The top-ranked Toyota Camry sells twice as often as the eleventh-ranked Hyundai Sonata, which itself finds twice as many buyers as the 24th-ranked BMW 3-Series. The 3-Series is very nearly twice as popular as the 42nd-ranked Honda Fit. And the Fit’s market share is twice that of the 68th-ranked Volvo S60.
The Toyota Prius C Climbed Three Spots In July
You get the idea: these rankings don’t form a gentle slope. 57% of U.S. car buyers opt for one of the 20 best-selling nameplates, which means 13% of the cars attract the majority of buyers.

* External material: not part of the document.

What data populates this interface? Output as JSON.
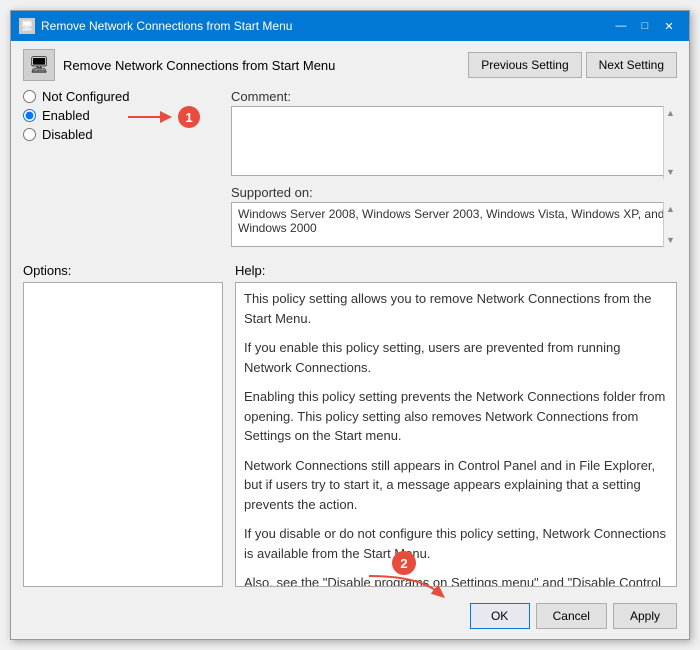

Indeed, the top 3% of cars – Camry, Accord, Altima, Civic, Corolla – generate 22% of the all U.S. car sales.
These are year-to-date rankings, but you can sort cars by July volume by clicking the July 2013 column header, or you can rank cars by improvements or declines using the % columns. Or, most importantly, you can list automakers together by selecting the Car column header. Just remember, the list is horizontally flipped from the norm: YTD on the left, monthly data on the right.
Source: Manufacturers & ANDC Red font indicates year-over-year declining sales Italicized unranked lines are nothing more than available breakdowns, already included in the model’s total, not in addition to the model’s total. Sales data for brands such as Aston Martin, Ferrari, Lamborghini, Lotus, Maybach, Rolls-Royce etc. are unfortunately not broken down by model. estimates say sales for those brands in the first seven months of 2013 were 483, 1134, 322, 154, zero, and 588, respectively. HybridCars.com estimates that Tesla Model S sales totalled 12,200 units through six months, which would be good enough to place it in the top 150 overall. Total Maserati and Bentley volume is reported, but not by specific models. * Total Toyota Prius family sales down 0.1% to 143,508 in 2013, up 40% to 23,294 in June. ^ Rather than listing the 500L with the Mini Paceman and Countryman in the SUV/crossover rankings, it’s here in large part because it is not available with all-wheel-drive. The placemant of numerous crossovers often prompts disagreement, but consider the vehicle type’s name: crossover. By its very definition, it crosses over from one category into another. The very act of calling, for example, the Toyota Venza a car or a utility vehicle requires ignorance of the fact that the Venza (or Outback, Crosstour, Encore, Countryman, 500L) is a square peg that can’t be squeezed through a round hole.